By Robert Kegan
The Evolving Self focuses upon the most basic and universal of psychological problems – the individual’s effort to make sense of experience, to make meaning of life. According to Kegan, meaning-making is a lifelong activity that begins in earliest infancy and continues to evolve through a series of stages encompassing childhood, adolescence, and adulthood. The Evolving Self describes this process of evolution in rich and human detail, concentrating especially on the internal experience of growth and transition, its costs and disruptions as well as its triumphs.
At the heart of our meaning-making activity is the drawing and redrawing of the distinction between self and other. Kegan shows that each meaning-making stage is a new solution to the lifelong tension between the universal human yearning to be connected, attached and included, on the one hand, and to be distinct, independent and autonomous on the other. The Evolving Self is the story of our continuing negotiation of this tension.
“A major contribution to the literature of human development. Like Freud, Kegan’s literary style matches the brilliance of his insights.”

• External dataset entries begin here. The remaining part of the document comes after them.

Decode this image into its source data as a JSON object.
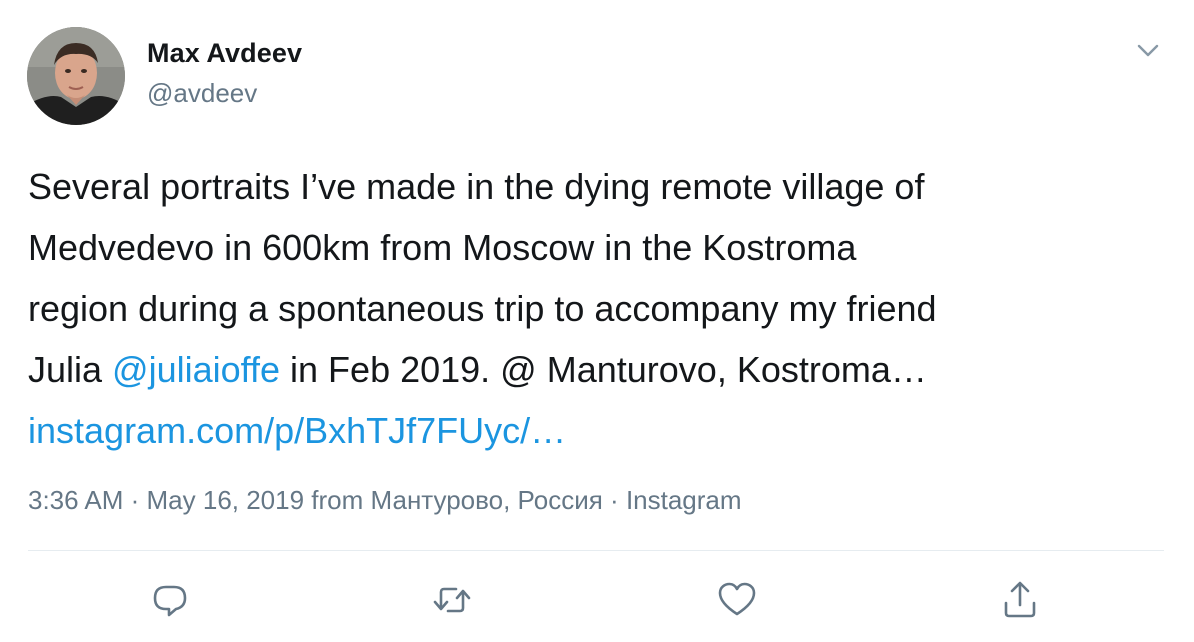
{
  "author": {
    "name": "Max Avdeev",
    "handle": "@avdeev"
  },
  "tweet": {
    "line1": "Several portraits I’ve made in the dying remote village of",
    "line2": "Medvedevo in 600km from Moscow in the Kostroma",
    "line3": "region during a spontaneous trip to accompany my friend",
    "line4_prefix": "Julia ",
    "mention": "@juliaioffe",
    "line4_suffix": " in Feb 2019. @ Manturovo, Kostroma…",
    "link": "instagram.com/p/BxhTJf7FUyc/…"
  },
  "meta": {
    "time": "3:36 AM",
    "separator1": " · ",
    "date": "May 16, 2019",
    "from_word": " from ",
    "location": "Мантурово, Россия",
    "separator2": " · ",
    "source": "Instagram"
  },
  "actions": {
    "reply_icon": "reply-icon",
    "retweet_icon": "retweet-icon",
    "like_icon": "heart-icon",
    "share_icon": "share-icon"
  },
  "colors": {
    "text": "#14171a",
    "secondary": "#657786",
    "link": "#1b95e0",
    "divider": "#e6ecf0"
  }
}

“Here is a bright, ambitious mind, integrating old ideas from such diverse sources as Freud, Piaget, Erikson, and Kohlberg into an original synthesis. Kegan seems to be the first Neo-Piagetian who is able to look at the evolving person as more than a succession of systems but as a whole human being.”